The merits of a peer support program may seem clear but how does one successfully implement such a program and ensure it makes its mark? It’s not enough to merely convene a group of C-L psychiatrists within the hospital setting. Dialogue must be authentic and participation has to come from the heart. Identifying a common purpose or goal enhances the meaningfulness of the experience. My experience has shown me that great ideas for burnout interventions really do come from a conversation with a peer in which both of you are lamenting the need for “X.”
A moderator who will do the work of sending meeting invites and focusing the group’s discussion may emerge organically or may need to be appointed. An important barrier for many is time—how does a C-L psychiatrist carve out time for such a commitment with all of one’s other myriad responsibilities?
Although I have witnessed consistent participation for the multiple peer support programs within our own hospital, I am mindful of the need to balance the benefits of a potential program with the burden of attending meetings. I will say, it helps to offer virtual attendance as an option but also to gain a better understanding of the personal barriers to participation within the group. A key, often overlooked step, is to get the word out. Although many of us often turn to email, my research on outcomes for burnout interventions has demonstrated that word-of-mouth travels farther and much more powerfully.
The final step that can truly create momentum for such a program is to seek funding to offer shared meals or implement follow-up interventions. Within the hospital setting, grant funds may be available. I have found that a conversation or a “pitch” to a mentor or sponsor can also go a long way.
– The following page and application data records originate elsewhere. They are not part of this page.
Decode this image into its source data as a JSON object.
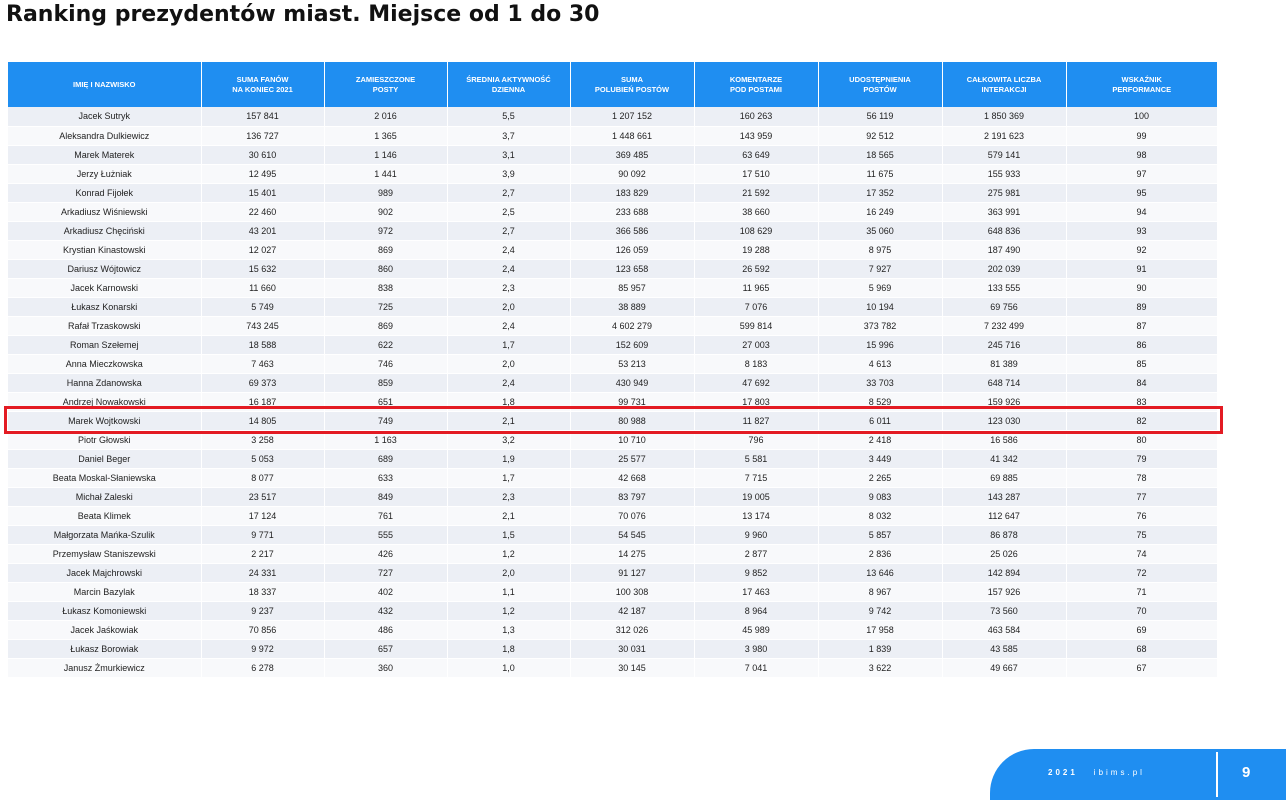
{
  "title": "Ranking prezydentów miast. Miejsce od 1 do 30",
  "colors": {
    "header": "#1f8ef1",
    "highlight": "#e31b23"
  },
  "table": {
    "headers": [
      [
        "IMIĘ I NAZWISKO"
      ],
      [
        "SUMA FANÓW",
        "NA KONIEC 2021"
      ],
      [
        "ZAMIESZCZONE",
        "POSTY"
      ],
      [
        "ŚREDNIA AKTYWNOŚĆ DZIENNA"
      ],
      [
        "SUMA",
        "POLUBIEŃ POSTÓW"
      ],
      [
        "KOMENTARZE",
        "POD POSTAMI"
      ],
      [
        "UDOSTĘPNIENIA",
        "POSTÓW"
      ],
      [
        "CAŁKOWITA LICZBA",
        "INTERAKCJI"
      ],
      [
        "WSKAŹNIK",
        "PERFORMANCE"
      ]
    ],
    "highlighted_row_index": 15,
    "rows": [
      [
        "Jacek Sutryk",
        "157 841",
        "2 016",
        "5,5",
        "1 207 152",
        "160 263",
        "56 119",
        "1 850 369",
        "100"
      ],
      [
        "Aleksandra Dulkiewicz",
        "136 727",
        "1 365",
        "3,7",
        "1 448 661",
        "143 959",
        "92 512",
        "2 191 623",
        "99"
      ],
      [
        "Marek Materek",
        "30 610",
        "1 146",
        "3,1",
        "369 485",
        "63 649",
        "18 565",
        "579 141",
        "98"
      ],
      [
        "Jerzy Łużniak",
        "12 495",
        "1 441",
        "3,9",
        "90 092",
        "17 510",
        "11 675",
        "155 933",
        "97"
      ],
      [
        "Konrad Fijołek",
        "15 401",
        "989",
        "2,7",
        "183 829",
        "21 592",
        "17 352",
        "275 981",
        "95"
      ],
      [
        "Arkadiusz Wiśniewski",
        "22 460",
        "902",
        "2,5",
        "233 688",
        "38 660",
        "16 249",
        "363 991",
        "94"
      ],
      [
        "Arkadiusz Chęciński",
        "43 201",
        "972",
        "2,7",
        "366 586",
        "108 629",
        "35 060",
        "648 836",
        "93"
      ],
      [
        "Krystian Kinastowski",
        "12 027",
        "869",
        "2,4",
        "126 059",
        "19 288",
        "8 975",
        "187 490",
        "92"
      ],
      [
        "Dariusz Wójtowicz",
        "15 632",
        "860",
        "2,4",
        "123 658",
        "26 592",
        "7 927",
        "202 039",
        "91"
      ],
      [
        "Jacek Karnowski",
        "11 660",
        "838",
        "2,3",
        "85 957",
        "11 965",
        "5 969",
        "133 555",
        "90"
      ],
      [
        "Łukasz Konarski",
        "5 749",
        "725",
        "2,0",
        "38 889",
        "7 076",
        "10 194",
        "69 756",
        "89"
      ],
      [
        "Rafał Trzaskowski",
        "743 245",
        "869",
        "2,4",
        "4 602 279",
        "599 814",
        "373 782",
        "7 232 499",
        "87"
      ],
      [
        "Roman Szełemej",
        "18 588",
        "622",
        "1,7",
        "152 609",
        "27 003",
        "15 996",
        "245 716",
        "86"
      ],
      [
        "Anna Mieczkowska",
        "7 463",
        "746",
        "2,0",
        "53 213",
        "8 183",
        "4 613",
        "81 389",
        "85"
      ],
      [
        "Hanna Zdanowska",
        "69 373",
        "859",
        "2,4",
        "430 949",
        "47 692",
        "33 703",
        "648 714",
        "84"
      ],
      [
        "Andrzej Nowakowski",
        "16 187",
        "651",
        "1,8",
        "99 731",
        "17 803",
        "8 529",
        "159 926",
        "83"
      ],
      [
        "Marek Wojtkowski",
        "14 805",
        "749",
        "2,1",
        "80 988",
        "11 827",
        "6 011",
        "123 030",
        "82"
      ],
      [
        "Piotr Głowski",
        "3 258",
        "1 163",
        "3,2",
        "10 710",
        "796",
        "2 418",
        "16 586",
        "80"
      ],
      [
        "Daniel Beger",
        "5 053",
        "689",
        "1,9",
        "25 577",
        "5 581",
        "3 449",
        "41 342",
        "79"
      ],
      [
        "Beata Moskal-Słaniewska",
        "8 077",
        "633",
        "1,7",
        "42 668",
        "7 715",
        "2 265",
        "69 885",
        "78"
      ],
      [
        "Michał Zaleski",
        "23 517",
        "849",
        "2,3",
        "83 797",
        "19 005",
        "9 083",
        "143 287",
        "77"
      ],
      [
        "Beata Klimek",
        "17 124",
        "761",
        "2,1",
        "70 076",
        "13 174",
        "8 032",
        "112 647",
        "76"
      ],
      [
        "Małgorzata Mańka-Szulik",
        "9 771",
        "555",
        "1,5",
        "54 545",
        "9 960",
        "5 857",
        "86 878",
        "75"
      ],
      [
        "Przemysław Staniszewski",
        "2 217",
        "426",
        "1,2",
        "14 275",
        "2 877",
        "2 836",
        "25 026",
        "74"
      ],
      [
        "Jacek Majchrowski",
        "24 331",
        "727",
        "2,0",
        "91 127",
        "9 852",
        "13 646",
        "142 894",
        "72"
      ],
      [
        "Marcin Bazylak",
        "18 337",
        "402",
        "1,1",
        "100 308",
        "17 463",
        "8 967",
        "157 926",
        "71"
      ],
      [
        "Łukasz Komoniewski",
        "9 237",
        "432",
        "1,2",
        "42 187",
        "8 964",
        "9 742",
        "73 560",
        "70"
      ],
      [
        "Jacek Jaśkowiak",
        "70 856",
        "486",
        "1,3",
        "312 026",
        "45 989",
        "17 958",
        "463 584",
        "69"
      ],
      [
        "Łukasz Borowiak",
        "9 972",
        "657",
        "1,8",
        "30 031",
        "3 980",
        "1 839",
        "43 585",
        "68"
      ],
      [
        "Janusz Żmurkiewicz",
        "6 278",
        "360",
        "1,0",
        "30 145",
        "7 041",
        "3 622",
        "49 667",
        "67"
      ]
    ]
  },
  "footer": {
    "year": "2021",
    "site": "ibims.pl",
    "page": "9"
  }
}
Suffering brings everything in one’s life into question. I am fortunate that during a truly challenging time in my own life I have had peers to cover my clinical responsibilities when I have had to take time off. But the true value for me of peer support structures has been their role in helping me to recognize that in spite of my recent pain, my work, which enables me to collaborate with such a dedicated peer group, continues to bring me purpose and meaning.